Jon Stewart’s takedown of conservatives who complain that 51 percent of American households don’t pay any income taxes is getting a lot of laughs from the left. Color me unamused. On this one, I’m with the right. Well, sort of. Let’s just say—as a teacher used to say of my papers—they’re right for the wrong reasons.
It actually is a scandal that 51 percent of American households are not paying income taxes. Not because it means the majority of Americans are free-loaders but because it means the majority of Americans don’t make enough to money to pay taxes. (Though as the Center on Budget and Policy Priorities points out, that statistic comes from 2009, which wasn’t a good year for most Americans. Usually, the figure is somewhere between 35 and 40 percent, which still sucks. Also, the poor pay all sorts of other taxes, but that is a different issue.) More broadly, it means 1/2 the population doesn’t have the wherewithal to fund and sustain the basic operating costs of a democracy. That’s not a system liberals ought to be defending.

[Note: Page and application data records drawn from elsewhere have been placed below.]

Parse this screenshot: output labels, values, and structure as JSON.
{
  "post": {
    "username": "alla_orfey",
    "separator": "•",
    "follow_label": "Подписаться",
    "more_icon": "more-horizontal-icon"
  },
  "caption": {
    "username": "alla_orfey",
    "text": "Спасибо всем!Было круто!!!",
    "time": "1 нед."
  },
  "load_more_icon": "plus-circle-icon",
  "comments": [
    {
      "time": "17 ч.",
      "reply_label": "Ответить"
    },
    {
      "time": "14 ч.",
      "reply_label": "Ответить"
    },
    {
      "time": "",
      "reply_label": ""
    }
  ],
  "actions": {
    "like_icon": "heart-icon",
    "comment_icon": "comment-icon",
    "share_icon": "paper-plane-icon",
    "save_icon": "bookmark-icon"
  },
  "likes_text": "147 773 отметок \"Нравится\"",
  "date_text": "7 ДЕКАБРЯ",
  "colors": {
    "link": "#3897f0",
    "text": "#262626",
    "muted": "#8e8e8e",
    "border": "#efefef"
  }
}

Ever since Bill Clinton, one of liberals’ main strategies to improve the condition of the working poor has been the Earned Income Tax Credit, which bumps up low wages by essentially giving workers money in the form of a tax refund. (The EITC is also one of the reasons so many households don’t pay any taxes). That’s not a bad thing, as anti-poverty programs go. But it’s become something of a fetish for Democrats who can’t stomach a real confrontation with the employing classes in this country. And that is a bad thing. It’s no accident that the EITC was first instituted in 1975. Though it was meant to address other issues, it was well timed to become the emblematic policy of an economy built on stagnant wages and a New Deal state in retreat.

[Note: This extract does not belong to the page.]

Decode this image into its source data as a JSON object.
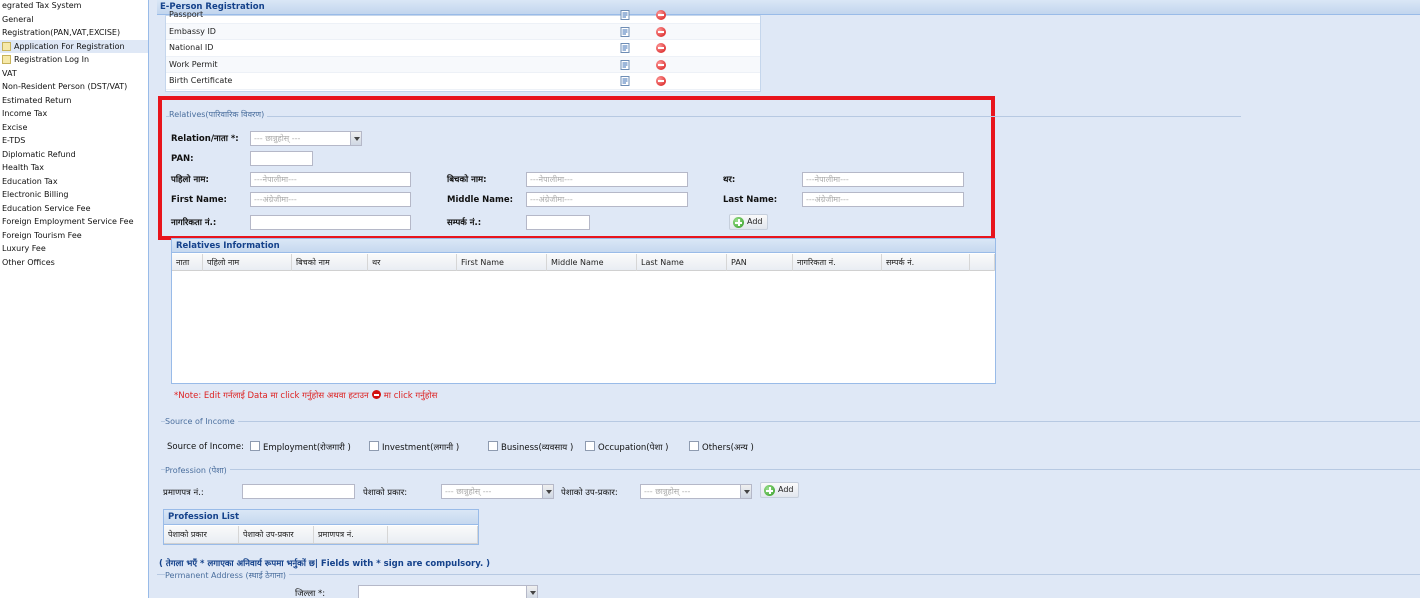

Four decades later, wages are still stagnant, and the New Deal state is all but dead. So while I appreciate the class warfare of Stewart’s satire, I’m not eager to join the encampment he’s defending.